More than just a library
HV Little Library is run based on good faith, Kae Chee said.
Kae Chee explained that the library is not funded by anyone. Instead, it runs on donations.
From the wall decorations to books, everything in the library is given by residents living nearby and even those that do not stay around the area.
The extensive collection of Chinese books was donated by someone that did not live in Holland Village. Instead, the 600 books came from a resident in Toh Yi who heard about the library and wanted to support Kae Chee.
The plants that decorate the perimeter of the library were also kindly donated by residents of the area and visitors.
Some people also help tend to the plants and take care of them.
The television at the library was also a donated item. A group of uncles in their 70s then offered to help set it up and mount it on the wall, Kae Chee shared.
Those who donated books or shelves absorbed the delivery cost, so Kae Chee did not have to pay for that.
"People give out of love, be it in cash, effort or time, " said Kae Chee.
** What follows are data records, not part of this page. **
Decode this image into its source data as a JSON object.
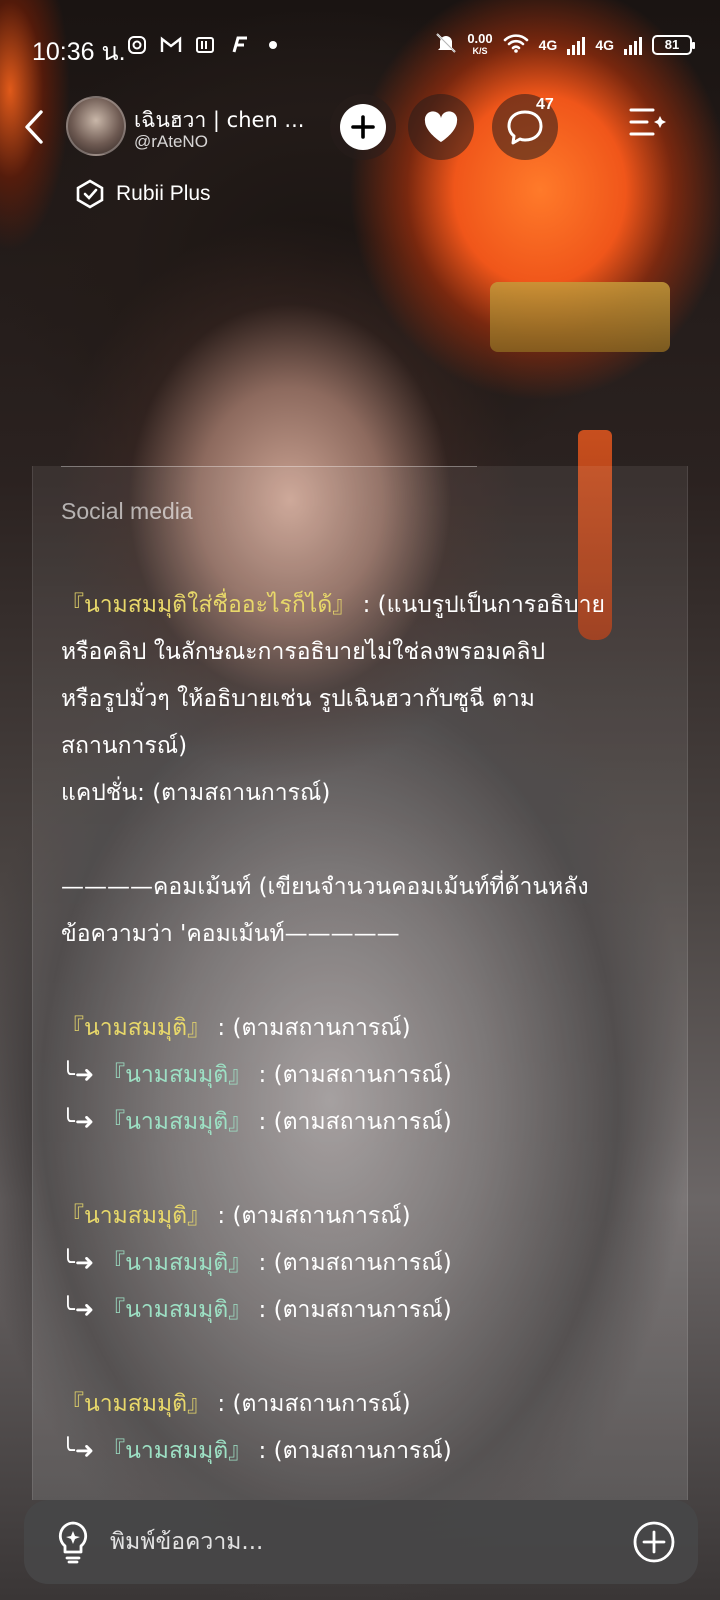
{
  "status_bar": {
    "time": "10:36 น.",
    "net_speed_value": "0.00",
    "net_speed_unit": "K/S",
    "signal1_label": "4G",
    "signal2_label": "4G",
    "battery": "81"
  },
  "header": {
    "profile_name": "เฉินฮวา | chen ...",
    "profile_handle": "@rAteNO",
    "comment_count": "47",
    "badge_label": "Rubii Plus"
  },
  "message": {
    "section_title": "Social media",
    "lines": [
      "『นามสมมุติใส่ชื่ออะไรก็ได้』",
      " : (แนบรูปเป็นการอธิบาย",
      "หรือคลิป ในลักษณะการอธิบายไม่ใช่ลงพรอมคลิป",
      "หรือรูปมั่วๆ ให้อธิบายเช่น รูปเฉินฮวากับซูฉี ตาม",
      "สถานการณ์)",
      "แคปชั่น: (ตามสถานการณ์)",
      "————คอมเม้นท์ (เขียนจำนวนคอมเม้นท์ที่ด้านหลัง",
      "ข้อความว่า 'คอมเม้นท์—————"
    ],
    "comment_name": "『นามสมมุติ』",
    "comment_text": " : (ตามสถานการณ์)",
    "reply_arrow": "╰➜ "
  },
  "composer": {
    "placeholder": "พิมพ์ข้อความ..."
  },
  "colors": {
    "name_yellow": "#e8d86a",
    "name_teal": "#9de0c4",
    "lantern_orange": "#f0561a"
  }
}
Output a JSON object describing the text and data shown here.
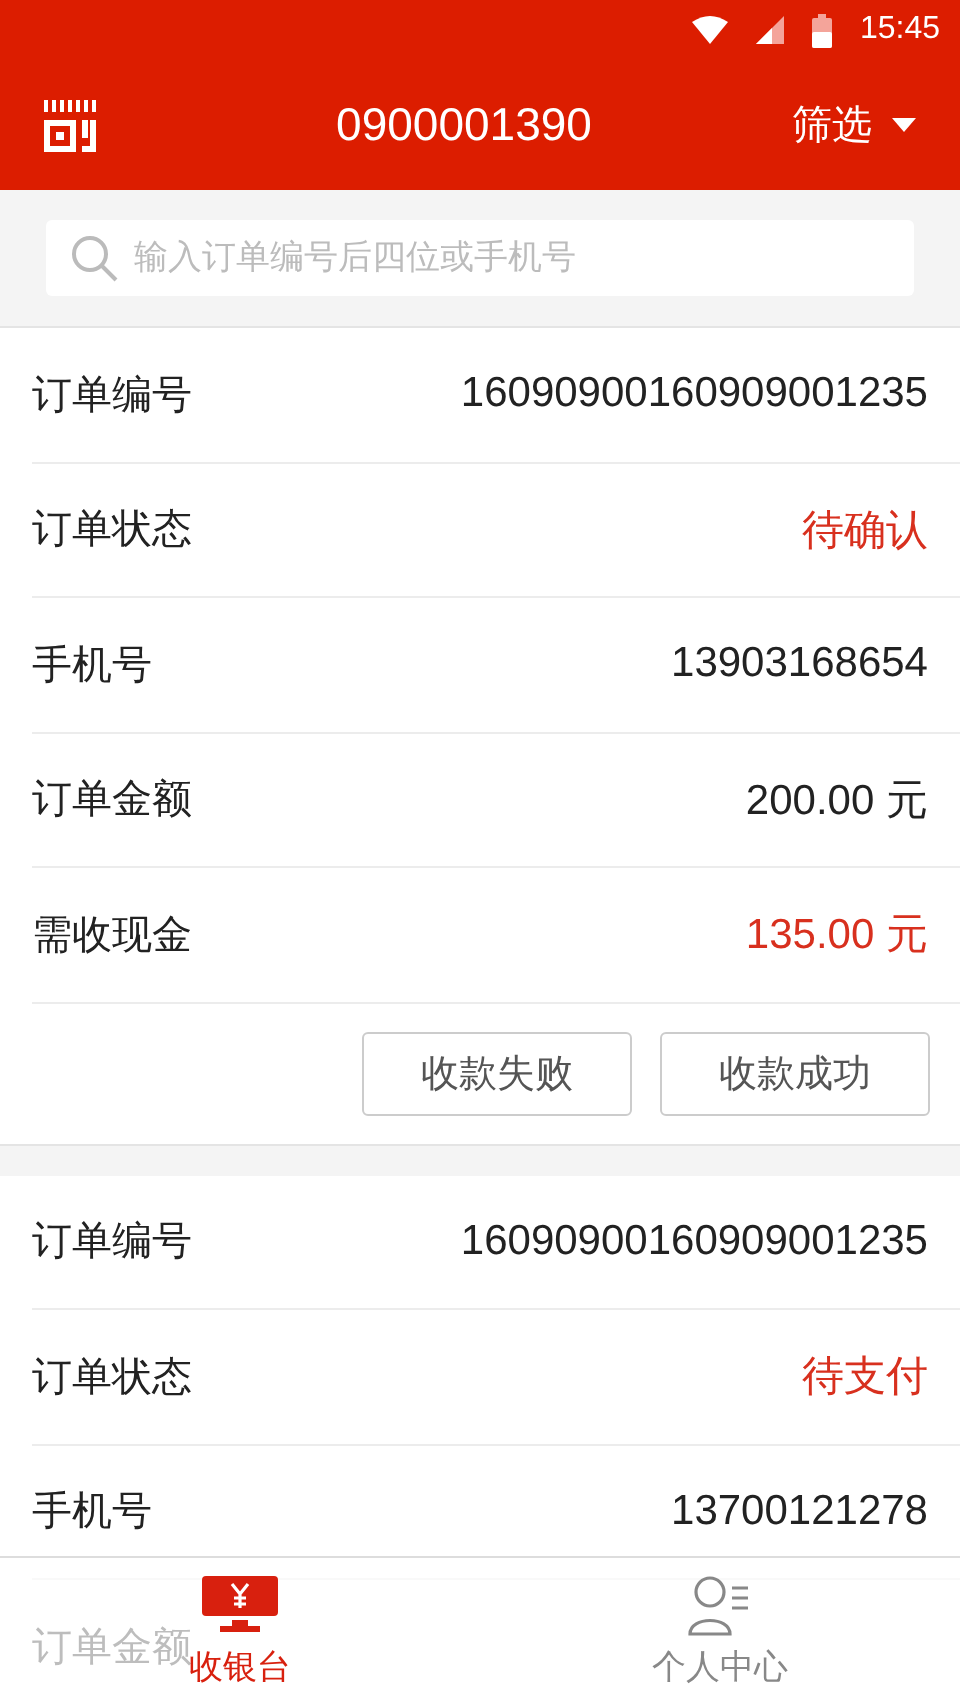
{
  "status_bar": {
    "time": "15:45"
  },
  "header": {
    "title": "0900001390",
    "filter": "筛选"
  },
  "search": {
    "placeholder": "输入订单编号后四位或手机号"
  },
  "orders": [
    {
      "rows": [
        {
          "label": "订单编号",
          "value": "16090900160909001235",
          "highlight": false
        },
        {
          "label": "订单状态",
          "value": "待确认",
          "highlight": true
        },
        {
          "label": "手机号",
          "value": "13903168654",
          "highlight": false
        },
        {
          "label": "订单金额",
          "value": "200.00 元",
          "highlight": false
        },
        {
          "label": "需收现金",
          "value": "135.00 元",
          "highlight": true
        }
      ],
      "buttons": [
        "收款失败",
        "收款成功"
      ]
    },
    {
      "rows": [
        {
          "label": "订单编号",
          "value": "16090900160909001235",
          "highlight": false
        },
        {
          "label": "订单状态",
          "value": "待支付",
          "highlight": true
        },
        {
          "label": "手机号",
          "value": "13700121278",
          "highlight": false
        },
        {
          "label": "订单金额"
        }
      ]
    }
  ],
  "nav": [
    {
      "label": "收银台",
      "kind": "cashier",
      "selected": true
    },
    {
      "label": "个人中心",
      "kind": "profile",
      "selected": false
    }
  ]
}
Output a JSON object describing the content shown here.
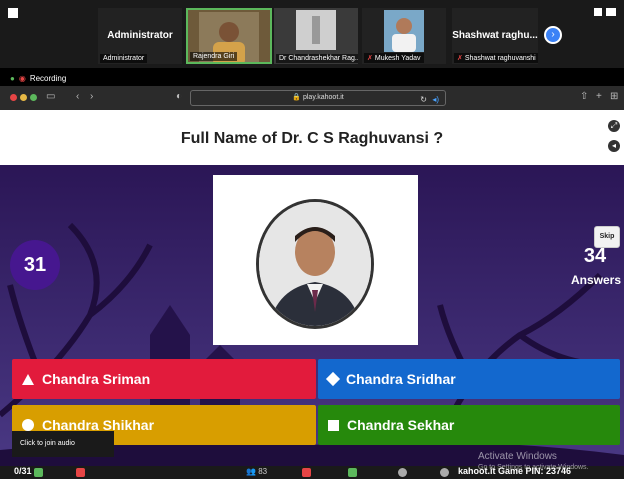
{
  "zoom": {
    "tiles": [
      {
        "big_name": "Administrator",
        "tag": "Administrator"
      },
      {
        "big_name": "",
        "tag": "Rajendra Giri"
      },
      {
        "big_name": "",
        "tag": "Dr Chandrashekhar Rag..."
      },
      {
        "big_name": "",
        "tag": "Mukesh Yadav"
      },
      {
        "big_name": "Shashwat raghu...",
        "tag": "Shashwat raghuvanshi"
      }
    ],
    "recording_label": "Recording",
    "next_icon": "chevron-right-icon"
  },
  "browser": {
    "url": "play.kahoot.it"
  },
  "quiz": {
    "question": "Full Name of Dr. C S Raghuvansi ?",
    "timer": "31",
    "answers_count": "34",
    "answers_label": "Answers",
    "skip_label": "Skip",
    "answers": [
      {
        "label": "Chandra Sriman",
        "color": "#e21b3c",
        "shape": "triangle"
      },
      {
        "label": "Chandra Sridhar",
        "color": "#1368ce",
        "shape": "diamond"
      },
      {
        "label": "Chandra Shikhar",
        "color": "#d89e00",
        "shape": "circle"
      },
      {
        "label": "Chandra Sekhar",
        "color": "#26890c",
        "shape": "square"
      }
    ]
  },
  "overlay": {
    "tooltip": "Click to join audio",
    "watermark_title": "Activate Windows",
    "watermark_sub": "Go to Settings to activate Windows.",
    "bottom_count": "0/31",
    "bottom_pin": "kahoot.it Game PIN: 23746",
    "participants": "83"
  }
}
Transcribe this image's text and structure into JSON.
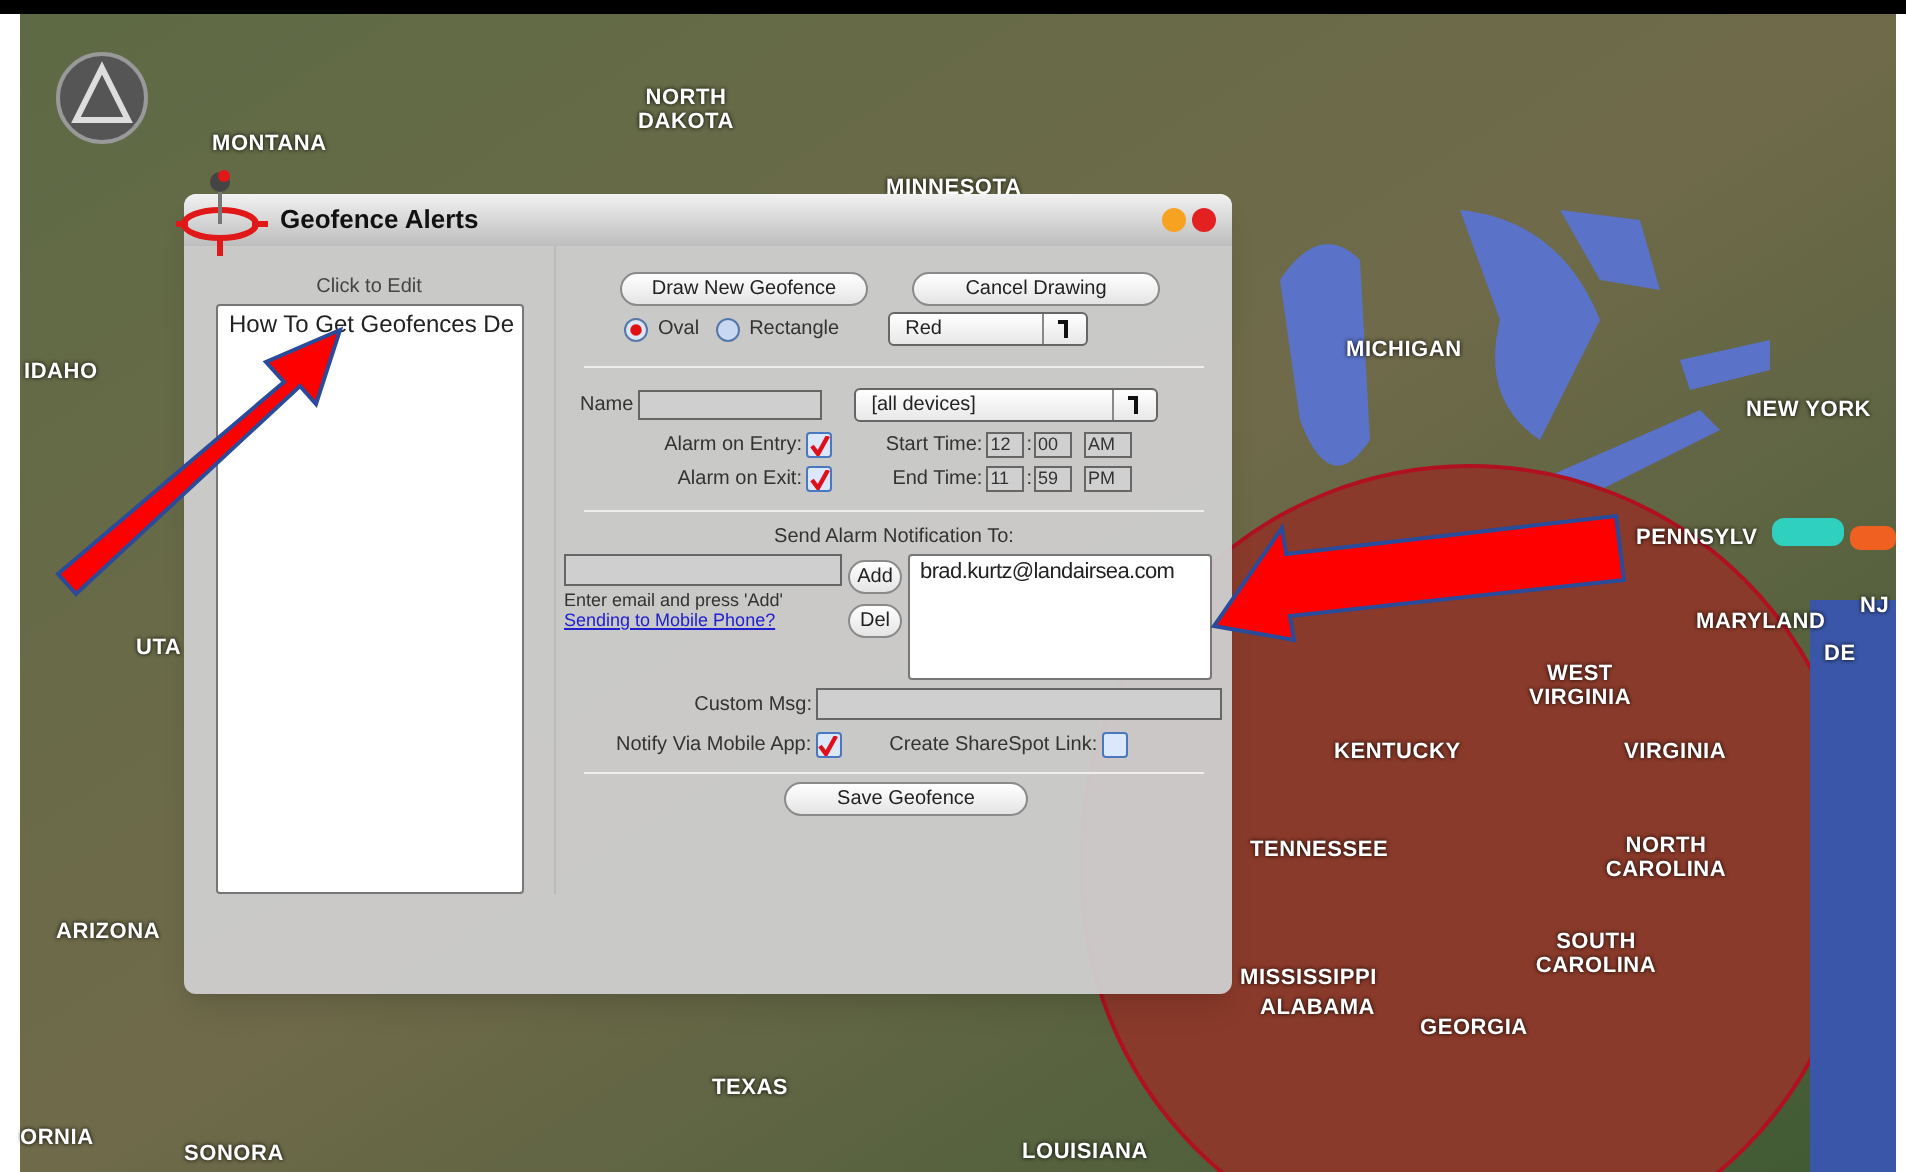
{
  "map": {
    "labels": [
      {
        "text": "NORTH DAKOTA"
      },
      {
        "text": "MONTANA"
      },
      {
        "text": "MINNESOTA"
      },
      {
        "text": "MICHIGAN"
      },
      {
        "text": "IDAHO"
      },
      {
        "text": "NEW YORK"
      },
      {
        "text": "PENNSYLV"
      },
      {
        "text": "NJ"
      },
      {
        "text": "MARYLAND"
      },
      {
        "text": "UTA"
      },
      {
        "text": "DE"
      },
      {
        "text": "WEST VIRGINIA"
      },
      {
        "text": "KENTUCKY"
      },
      {
        "text": "VIRGINIA"
      },
      {
        "text": "TENNESSEE"
      },
      {
        "text": "NORTH CAROLINA"
      },
      {
        "text": "ARIZONA"
      },
      {
        "text": "SOUTH CAROLINA"
      },
      {
        "text": "MISSISSIPPI"
      },
      {
        "text": "ALABAMA"
      },
      {
        "text": "GEORGIA"
      },
      {
        "text": "TEXAS"
      },
      {
        "text": "ORNIA"
      },
      {
        "text": "LOUISIANA"
      },
      {
        "text": "SONORA"
      }
    ]
  },
  "dialog": {
    "title": "Geofence Alerts",
    "list_caption": "Click to Edit",
    "geofences": [
      {
        "name": "How To Get Geofences De"
      }
    ],
    "draw_button": "Draw New Geofence",
    "cancel_button": "Cancel Drawing",
    "shapes": [
      {
        "label": "Oval",
        "selected": true
      },
      {
        "label": "Rectangle",
        "selected": false
      }
    ],
    "color_select": {
      "value": "Red"
    },
    "name_label": "Name",
    "device_select": {
      "value": "[all devices]"
    },
    "alarms": [
      {
        "label": "Alarm on Entry:",
        "checked": true
      },
      {
        "label": "Alarm on Exit:",
        "checked": true
      }
    ],
    "times": [
      {
        "label": "Start Time:",
        "hour": "12",
        "separator": ":",
        "minute": "00",
        "ampm": "AM"
      },
      {
        "label": "End Time:",
        "hour": "11",
        "separator": ":",
        "minute": "59",
        "ampm": "PM"
      }
    ],
    "notify_heading": "Send Alarm Notification To:",
    "email_hint": "Enter email and press 'Add'",
    "mobile_link": "Sending to Mobile Phone?",
    "add_button": "Add",
    "del_button": "Del",
    "recipients": [
      "brad.kurtz@landairsea.com"
    ],
    "custom_msg_label": "Custom Msg:",
    "options": [
      {
        "label": "Notify Via Mobile App:",
        "checked": true
      },
      {
        "label": "Create ShareSpot Link:",
        "checked": false
      }
    ],
    "save_button": "Save Geofence"
  }
}
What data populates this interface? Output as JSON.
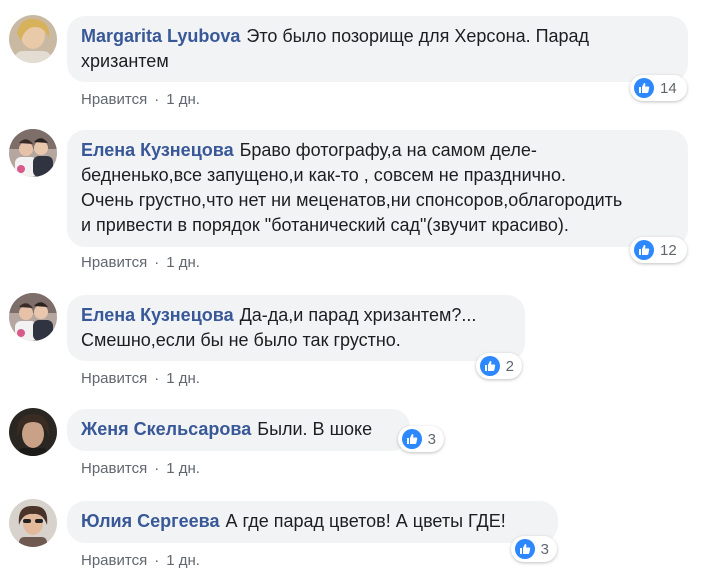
{
  "comments": [
    {
      "author": "Margarita Lyubova",
      "lines": [
        "Это было позорище для Херсона. Парад",
        "хризантем"
      ],
      "likes": "14",
      "action": "Нравится",
      "time": "1 дн."
    },
    {
      "author": "Елена Кузнецова",
      "lines": [
        "Браво фотографу,а на самом деле-",
        "бедненько,все запущено,и как-то , совсем не празднично.",
        "Очень грустно,что нет ни меценатов,ни спонсоров,облагородить",
        "и привести в порядок \"ботанический сад\"(звучит красиво)."
      ],
      "likes": "12",
      "action": "Нравится",
      "time": "1 дн."
    },
    {
      "author": "Елена Кузнецова",
      "lines": [
        "Да-да,и парад хризантем?...",
        "Смешно,если бы не было так грустно."
      ],
      "likes": "2",
      "action": "Нравится",
      "time": "1 дн."
    },
    {
      "author": "Женя Скельсарова",
      "lines": [
        "Были. В шоке"
      ],
      "likes": "3",
      "action": "Нравится",
      "time": "1 дн."
    },
    {
      "author": "Юлия Сергеева",
      "lines": [
        "А где парад цветов! А цветы ГДЕ!"
      ],
      "likes": "3",
      "action": "Нравится",
      "time": "1 дн."
    }
  ],
  "colors": {
    "author": "#385898",
    "bubble": "#f2f3f5",
    "like": "#2d88ff",
    "meta": "#606770"
  }
}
The library is a collective effort, and the community fuels it.
Little support was given to her from the Resident's Committee and not all residents are a fan of this library, Kae Chee shared.
Kae Chee has also received complaints about how the library is an "overkill" or a "fire hazard".
However, she strives to keep the place as neat and clean as she possibly can while serving the community.
When there was a leak in the area, Kae Chee fashioned a device to catch the leak using an umbrella and a plastic bag to protect the donation area.
As the lights would only turn on at a specific time, she purchased camping lights for the library to keep the area lit before the lights came on.
There are two rooms along the corridor: a pantry and a toilet. Kae Chee cleans up the two rooms in her own time and stocked the place with snacks for patrons and toilet paper in case anyone needed to use the toilet.
Kae Chee said that she's doing this not because she's very free but she values the "kampung spirit" in this library.
"It is the gift of love, caring and sharing selflessly," she said.
The library is an oasis, she described.
Through the library, Kae Chee got to know her neighbours around her and those who passed through the library. She never fails to greet someone when they set foot in the library and welcomes them to the place.
It's not just a place for people to borrow and return books, but also a place for people to come together and learn from one another.
For example, there is a sewing club started by a resident who teaches others basic sewing skills at the library.
When someone donated a table tennis table, a neighbour offered his service as a retired table tennis coach to teach anyone interested in the sport.
People that are part of this "kampung" also look after one another and keeps tabs on each other.
For example, when Kae Chee was sick, residents dropped off food at her door and checked in on her to ensure she was doing okay.
When another resident fell ill, Kae Chee and some neighbours kept tabs on the resident and even provided updates to the resident's children.
Kae Chee spends much of her time at HV Little Library.
She would stop by the library at least five times a day, and her son often jokes that his mother is spending time at her "office".
Now, she has a "partner-in-crime", Yun, who supports her and manages the social media of HV Little Library.
She said while the maintenance of the library is a non-stop affair, it is a happy problem for her.
"It's for the residents and by the residents. Everybody comes along to enjoy it (sic)... It is a giving place," Kae Chee said.
With HV Little Library, she hopes young generations learn to not just love reading but also serve others in the community.
Top photos by Hannah Martens